The PFBB is a community ensemble with an age range of about 50 years or so.  This is an older video, but there appears to be young college students to community members in their early 80's.  The comments below the video on the actual You Tube page are very supportive of the performers.  The performance is far from perfect, but everyone is working hard and having a good time making music with each other.  I am sure Carl Teike, wherever he may be, is happy that someone is playing his music nearly 100 years after his death.  

Tuesday, January 24, 2017

Across the pond to the United States

The Natural State Brass Band
Little Rock, Arkansas

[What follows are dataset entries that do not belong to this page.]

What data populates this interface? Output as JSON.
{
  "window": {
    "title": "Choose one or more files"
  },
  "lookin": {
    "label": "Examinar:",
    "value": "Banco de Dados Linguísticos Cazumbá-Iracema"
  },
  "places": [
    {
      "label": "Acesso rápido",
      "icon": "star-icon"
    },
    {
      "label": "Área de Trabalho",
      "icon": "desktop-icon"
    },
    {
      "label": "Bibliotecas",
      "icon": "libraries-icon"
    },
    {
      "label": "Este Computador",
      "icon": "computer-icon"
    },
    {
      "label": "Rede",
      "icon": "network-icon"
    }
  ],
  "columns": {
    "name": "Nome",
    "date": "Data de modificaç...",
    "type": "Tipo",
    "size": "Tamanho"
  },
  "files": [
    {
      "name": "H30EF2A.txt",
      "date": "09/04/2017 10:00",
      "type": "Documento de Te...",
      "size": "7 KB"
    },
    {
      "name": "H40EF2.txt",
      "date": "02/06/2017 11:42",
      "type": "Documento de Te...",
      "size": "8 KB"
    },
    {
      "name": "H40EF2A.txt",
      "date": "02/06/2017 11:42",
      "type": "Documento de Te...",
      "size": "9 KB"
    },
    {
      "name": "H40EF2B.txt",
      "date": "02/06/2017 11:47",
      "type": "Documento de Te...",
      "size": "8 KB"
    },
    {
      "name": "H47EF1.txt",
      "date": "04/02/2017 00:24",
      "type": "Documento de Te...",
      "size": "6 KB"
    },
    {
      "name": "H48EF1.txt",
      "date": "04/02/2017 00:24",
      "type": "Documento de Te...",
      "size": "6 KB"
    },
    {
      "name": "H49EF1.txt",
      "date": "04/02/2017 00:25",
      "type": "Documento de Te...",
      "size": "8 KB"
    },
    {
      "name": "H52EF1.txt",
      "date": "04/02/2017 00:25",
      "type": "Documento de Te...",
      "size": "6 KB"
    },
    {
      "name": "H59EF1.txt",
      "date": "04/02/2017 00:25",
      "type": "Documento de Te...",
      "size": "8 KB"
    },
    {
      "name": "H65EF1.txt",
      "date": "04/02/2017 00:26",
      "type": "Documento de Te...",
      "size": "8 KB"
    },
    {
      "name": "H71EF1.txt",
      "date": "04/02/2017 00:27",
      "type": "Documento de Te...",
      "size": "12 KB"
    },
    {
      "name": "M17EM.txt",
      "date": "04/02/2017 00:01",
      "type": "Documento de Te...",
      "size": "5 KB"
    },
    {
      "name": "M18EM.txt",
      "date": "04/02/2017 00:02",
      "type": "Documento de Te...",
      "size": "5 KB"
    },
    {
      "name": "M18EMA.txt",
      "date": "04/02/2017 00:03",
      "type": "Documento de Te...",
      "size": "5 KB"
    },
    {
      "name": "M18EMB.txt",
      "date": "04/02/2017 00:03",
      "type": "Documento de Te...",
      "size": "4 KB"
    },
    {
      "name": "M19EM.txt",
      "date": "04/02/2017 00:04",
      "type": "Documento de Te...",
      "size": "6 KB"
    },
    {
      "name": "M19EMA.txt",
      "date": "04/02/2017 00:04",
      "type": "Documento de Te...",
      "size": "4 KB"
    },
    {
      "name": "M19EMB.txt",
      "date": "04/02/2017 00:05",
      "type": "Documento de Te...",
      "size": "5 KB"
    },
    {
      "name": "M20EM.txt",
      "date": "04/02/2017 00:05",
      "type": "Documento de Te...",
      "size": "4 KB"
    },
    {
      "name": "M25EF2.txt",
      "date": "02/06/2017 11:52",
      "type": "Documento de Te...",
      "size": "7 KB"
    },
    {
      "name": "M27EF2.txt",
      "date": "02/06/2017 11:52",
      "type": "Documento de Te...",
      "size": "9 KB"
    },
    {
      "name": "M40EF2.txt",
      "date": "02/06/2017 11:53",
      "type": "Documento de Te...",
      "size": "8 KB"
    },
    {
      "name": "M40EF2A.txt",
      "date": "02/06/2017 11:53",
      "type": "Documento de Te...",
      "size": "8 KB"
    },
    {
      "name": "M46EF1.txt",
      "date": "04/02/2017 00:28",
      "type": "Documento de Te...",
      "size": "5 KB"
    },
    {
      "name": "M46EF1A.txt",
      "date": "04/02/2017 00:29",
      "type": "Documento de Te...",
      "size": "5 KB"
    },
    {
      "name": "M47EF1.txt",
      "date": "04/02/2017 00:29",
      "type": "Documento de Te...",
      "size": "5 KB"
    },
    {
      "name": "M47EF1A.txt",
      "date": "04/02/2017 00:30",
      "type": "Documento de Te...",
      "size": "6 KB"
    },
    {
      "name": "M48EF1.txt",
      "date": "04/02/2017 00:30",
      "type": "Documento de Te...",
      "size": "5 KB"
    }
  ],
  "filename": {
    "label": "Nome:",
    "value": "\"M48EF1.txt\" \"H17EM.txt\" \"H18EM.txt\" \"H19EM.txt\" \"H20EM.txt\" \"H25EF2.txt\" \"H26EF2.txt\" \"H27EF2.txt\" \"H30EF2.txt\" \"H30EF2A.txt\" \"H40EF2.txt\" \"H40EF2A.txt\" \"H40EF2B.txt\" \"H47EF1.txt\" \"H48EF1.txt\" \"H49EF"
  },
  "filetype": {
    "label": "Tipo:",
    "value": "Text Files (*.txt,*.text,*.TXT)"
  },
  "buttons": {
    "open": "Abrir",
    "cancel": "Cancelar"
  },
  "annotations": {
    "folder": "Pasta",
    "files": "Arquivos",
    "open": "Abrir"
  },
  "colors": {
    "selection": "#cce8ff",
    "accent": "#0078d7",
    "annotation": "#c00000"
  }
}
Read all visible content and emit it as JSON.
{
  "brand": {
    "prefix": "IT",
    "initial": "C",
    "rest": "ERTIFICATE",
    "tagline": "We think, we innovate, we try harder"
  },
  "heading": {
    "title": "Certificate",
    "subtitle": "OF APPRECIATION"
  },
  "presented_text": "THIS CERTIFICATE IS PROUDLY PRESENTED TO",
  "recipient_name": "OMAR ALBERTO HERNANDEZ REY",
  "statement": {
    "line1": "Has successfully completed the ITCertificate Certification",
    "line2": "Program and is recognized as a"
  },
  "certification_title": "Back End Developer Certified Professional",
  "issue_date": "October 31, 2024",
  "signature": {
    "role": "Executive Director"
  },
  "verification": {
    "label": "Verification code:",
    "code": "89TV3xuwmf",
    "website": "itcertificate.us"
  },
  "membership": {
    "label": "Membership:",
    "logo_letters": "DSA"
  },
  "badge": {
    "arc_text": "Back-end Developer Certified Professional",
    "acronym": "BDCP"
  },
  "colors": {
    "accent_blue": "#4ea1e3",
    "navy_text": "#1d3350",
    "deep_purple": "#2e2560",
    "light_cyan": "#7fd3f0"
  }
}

Tonight, I found this video of the Natural State Brass Band, playing Gareth Woods, Brass Triumphant, at the Ft. Wayne Section 2 North American Brass Band Championship.  

You can find the Natural State Brass Band's homepage by using the link below.

This band was founded in 2003, according to their website.  All of the members are volunteers and they do have 501(c)(3) non-profit status.  They appear to perform between six and seven times per year, and they have traveled overseas.  In 2010 this group did a tour in Northern England, where they rehearsed in the Black Dyke Band's rehearsal room.

The piece they are performing is a four movement work written for the 125th anniversary of the Cory Band.  This was used as a test piece for the first section of the 2013 Regional British Band Championships.  It was also used as a test piece here in the States in 2015.  There are numerous solos, and the band must be able to play independently.  

If you are wondering about the name, the NSBB takes their name from the state of Arkansas' motto:  The Natural State.  The band rehearses in a Lutheran church and their conductor is a tuba player!  

This is a solid performance of the piece.  It is a shame the video has only seen around 700 views.  While listening to the performance, you should hear the personality of the band.  Each section has a character that is their own, particularly the trombones.  The made Woods' music their own.  There is a personal flair to it that makes it spicy and fun.  I really like the approach the conductor used with the work.  He collaborated with his band, allowing them to have room to be themselves.  I enjoy this type of music making as it allows the players to engage personally rather than for the conductor.  Enjoy!